Finally, after a year and seven months of TAP, I had a layover in Moscow – and what a layover, two and a half days in the Russian capital! The first afternoon I decided to go to Izmailovo Market, a place on the outskirts of the city where many colleagues often go, a space that looks like a fairytale palace. Also known as Izmailovo Kremlin is a place where Russians like to celebrate their wedding, where there is a big souvenir market three times a week where you can buy matrioshkas and those famous Russian caps and also a flea market, several museums and an orthodox church made of wood. It was very cold and I did not feel safe at all times, so don’t go alone!

The next day we left the hotel in direction to the downtown. During winter the best thing to do in these cold countries is to look for plans indoors: museums, churches, or, if we are in Moscow, the metro itself! The Moscow metro is one of the most beautiful in the world! Filled with communist symbolism, each station looks like a palace, the “People’s Palace,” prepared to withstand an air strike or even eventually a nuclear bomb. Most stations of major architectural interest are on line #5, the brown circular line: Komsomolskaya, Prospekt Mira, Novoslobodskaya, Belorruskaya, Kievskaya. Then in Paveletskaya we change to green line #2 to see this station, and also Novokuznetskaya and Mayakovskaya. Still in the metro and one of the most interesting stations for the behavior of Muscovites and not so much for the architecture is the station Ploshchad Revolyutsii, on the blue line #3. Here the Russians whenever they pass one of the dogs statues of the station, touch their noses for good luck!

At Ploshchad Revolyutsii station we are in the center of Moscow. And in the center of Moscow there is one of the most famous squares in the world, the Red Square! Here you will find the State Historical Museum, the Lenin Mausoleum, with the Kremlin wall behind it, all red, the GUM shopping center and of course the beautiful St. Basil’s Cathedral. We decided to visit the last one (admission costs 700 rubles, approximately 10€). Each tower, topped with its bulb, houses a chapel inside. In the center a quartet of male voices, Doros Music, sang beautifully every 15min. I only felt sorry for the low lighting inside, terrible for the pictures… On the third day it snowed, so we returned to the square to see it with snow.

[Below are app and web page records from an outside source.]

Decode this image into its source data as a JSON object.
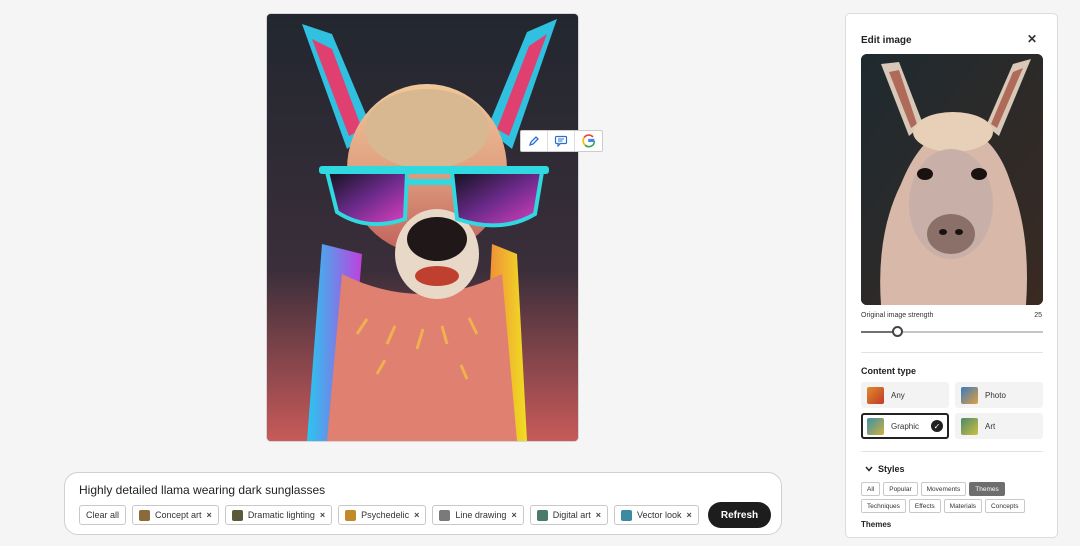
{
  "floating_toolbar": {
    "icons": [
      "pencil-icon",
      "comment-icon",
      "google-icon"
    ]
  },
  "prompt": {
    "text": "Highly detailed llama wearing dark sunglasses",
    "clear_label": "Clear all",
    "chips": [
      {
        "label": "Concept art",
        "thumb_color": "#8a6a3a"
      },
      {
        "label": "Dramatic lighting",
        "thumb_color": "#5a5a3a"
      },
      {
        "label": "Psychedelic",
        "thumb_color": "#c08a2a"
      },
      {
        "label": "Line drawing",
        "thumb_color": "#7a7a7a"
      },
      {
        "label": "Digital art",
        "thumb_color": "#4a7a6a"
      },
      {
        "label": "Vector look",
        "thumb_color": "#3a8aa0"
      }
    ],
    "refresh_label": "Refresh"
  },
  "panel": {
    "title": "Edit image",
    "strength_label": "Original image strength",
    "strength_value": "25",
    "strength_fraction": 0.2,
    "content_type_title": "Content type",
    "content_types": [
      {
        "label": "Any",
        "selected": false,
        "thumb_color": "#d06a2a"
      },
      {
        "label": "Photo",
        "selected": false,
        "thumb_color": "#3a7ac0"
      },
      {
        "label": "Graphic",
        "selected": true,
        "thumb_color": "#3a90a8"
      },
      {
        "label": "Art",
        "selected": false,
        "thumb_color": "#4a8a6a"
      }
    ],
    "styles_title": "Styles",
    "style_filters_row1": [
      {
        "label": "All",
        "active": false
      },
      {
        "label": "Popular",
        "active": false
      },
      {
        "label": "Movements",
        "active": false
      },
      {
        "label": "Themes",
        "active": true
      }
    ],
    "style_filters_row2": [
      {
        "label": "Techniques",
        "active": false
      },
      {
        "label": "Effects",
        "active": false
      },
      {
        "label": "Materials",
        "active": false
      },
      {
        "label": "Concepts",
        "active": false
      }
    ],
    "themes_title": "Themes"
  },
  "colors": {
    "accent_dark": "#1d1d1d",
    "active_filter": "#6e6e6e"
  }
}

If you liked this post and want to read more about my trips to Russia, you can visit the following posts: